Singapore-based property developers are winning international awards (Keppel Land and CapitaLand are but two recent examples). And Singapore’s Urban Redevelopment Authority (URA) also recently announced the winners of the URA Architectural Heritage Awards (2012) that honor projects with exceptional work in heritage building conservation and restoration. Among the five winners is The Sultan, which the URA describes: ‘Ten outstanding specimens of ornate “Late” to “Art Deco” shop house-style buildings, circa 1900 to 1940s, have been imaginatively transformed into a regal boutique hotel where vintage charm has checked in for a long-term stay.’
Yet another example of recent cutting-edge architecture in Singapore is the addition to Raffles Place – dubbed Tower Two. The original Raffles Place tower was architected by Professor Kenzo Tange in the 1980s and it is a signature landmark in the city’s business district, as well as an iconic image on the Singapore skyline.

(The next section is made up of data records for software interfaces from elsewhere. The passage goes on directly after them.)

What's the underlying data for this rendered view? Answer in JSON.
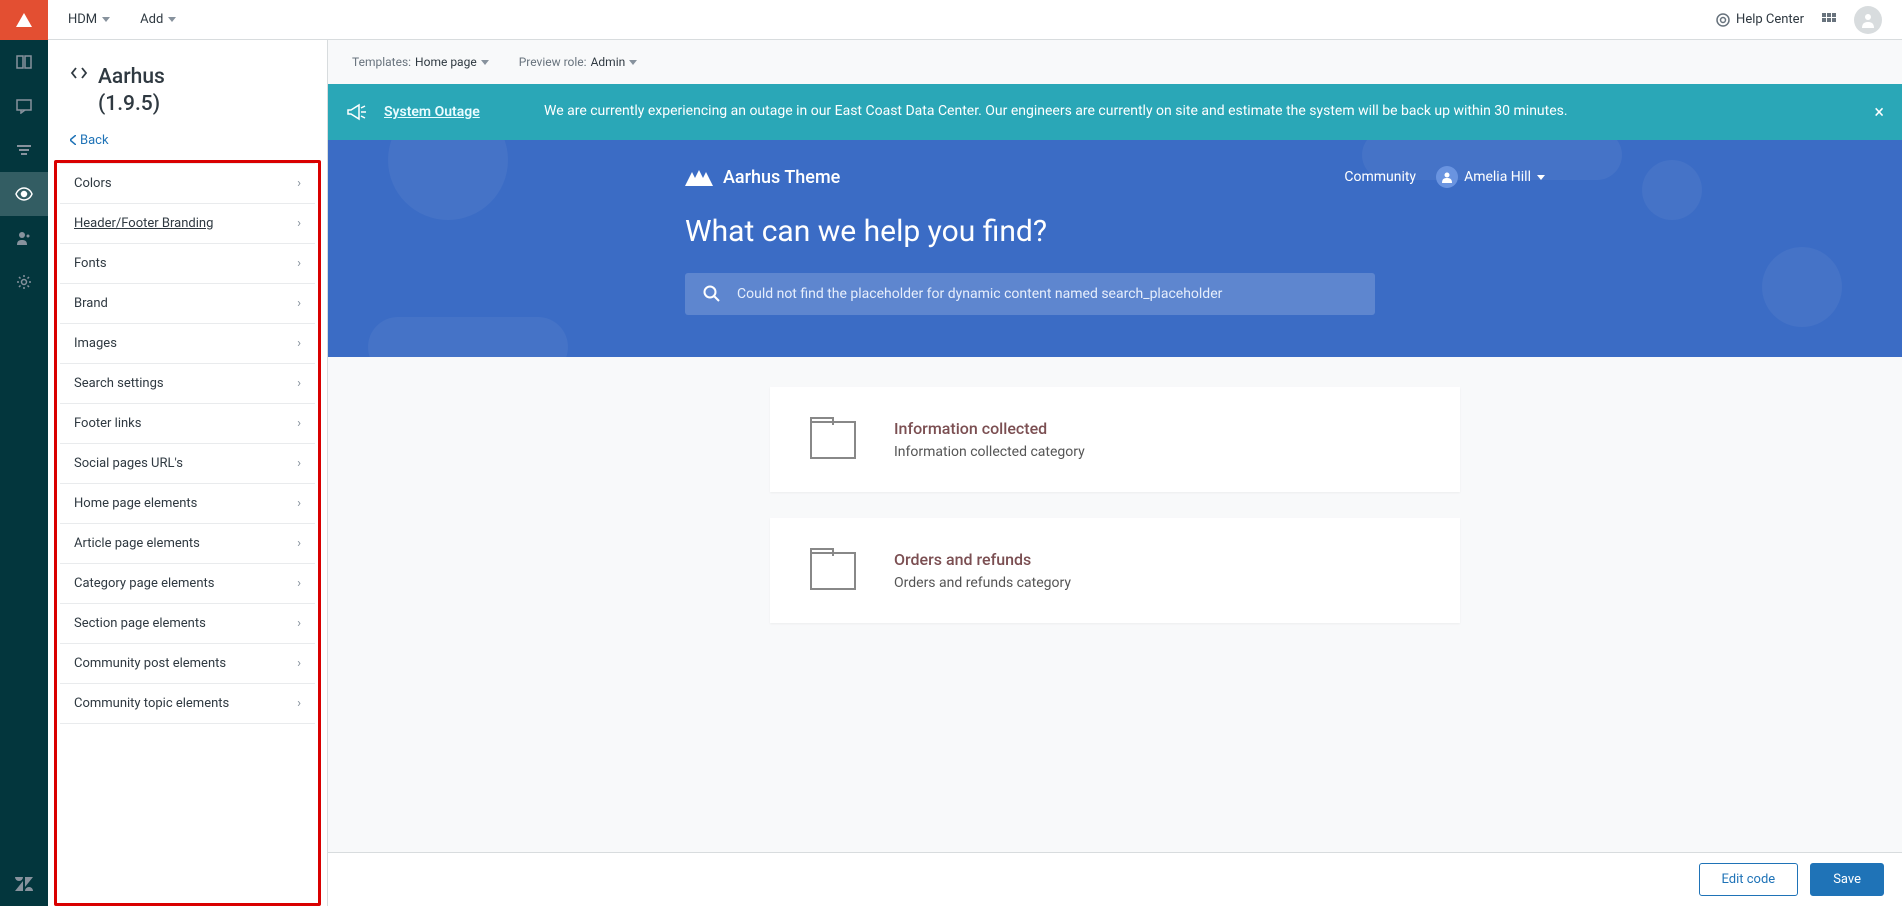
{
  "topbar": {
    "dropdowns": [
      "HDM",
      "Add"
    ],
    "help_center": "Help Center"
  },
  "sidebar": {
    "title": "Aarhus",
    "version": "(1.9.5)",
    "back": "Back",
    "items": [
      "Colors",
      "Header/Footer Branding",
      "Fonts",
      "Brand",
      "Images",
      "Search settings",
      "Footer links",
      "Social pages URL's",
      "Home page elements",
      "Article page elements",
      "Category page elements",
      "Section page elements",
      "Community post elements",
      "Community topic elements"
    ]
  },
  "crumbs": {
    "templates_label": "Templates:",
    "templates_value": "Home page",
    "role_label": "Preview role:",
    "role_value": "Admin"
  },
  "alert": {
    "title": "System Outage",
    "text": "We are currently experiencing an outage in our East Coast Data Center. Our engineers are currently on site and estimate the system will be back up within 30 minutes."
  },
  "hero": {
    "brand": "Aarhus Theme",
    "community": "Community",
    "user": "Amelia Hill",
    "title": "What can we help you find?",
    "search_placeholder": "Could not find the placeholder for dynamic content named search_placeholder"
  },
  "cards": [
    {
      "title": "Information collected",
      "sub": "Information collected category"
    },
    {
      "title": "Orders and refunds",
      "sub": "Orders and refunds category"
    }
  ],
  "actions": {
    "edit": "Edit code",
    "save": "Save"
  }
}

Professor Tange’s son, Paul Noritaka Tange, was the architect for Raffles Place, Tower Two.
But if you want an extreme example of creative design at work in Singapore, look no further than the Gardens by the Bay and the super cool Supertrees. Project leader Peter Morris came to Singapore from England to work on the city’s national aquatic centre, but stayed for the Gardens by the Bay project.
Morris says the Supertrees are more than an indication of Singaporeans’ open mind towards creative design. They are ‘an invitation to sustainable, green design.’ Not only do they look space age, they are ‘environmental engines – they convert sunlight into solar power, act as air venting ducts and collect rainwater,’ explains Morris.
When asked who initiated the idea for the project, Morris responded, ‘It was driven by a love of plants by the client – which was the National Parks of Singapore. It’s a passionate manifestation of a city in a garden concept.’ Passionate, versatile, global and even sustainable design has already arrived in Singapore. Compared to other cities like Milan or even London, Singapore’s design scene may be young, but its evolution is in response to a changing marketplace and merging cultures which, at least in part, is why the designation of ‘creative hub’ is close at hand.
Photo credits: (1) Supertrees, National Parks of Singapore. (2) VW+BS partners: London-based Ian Macready, Singapore-based Voon Wong and Kuala Lumpur-based Benson Saw. (3) Virgin Atlantic first-class cabin bar, designed by VW+BS. (4) Ferrara Asiapac’s Recargo. (5) Porada’s Daisy chair. (6) Natanel Gluska chair – Made in Singapore. (7) Peter Morris of SPARK who also project managed the design of the Supertrees.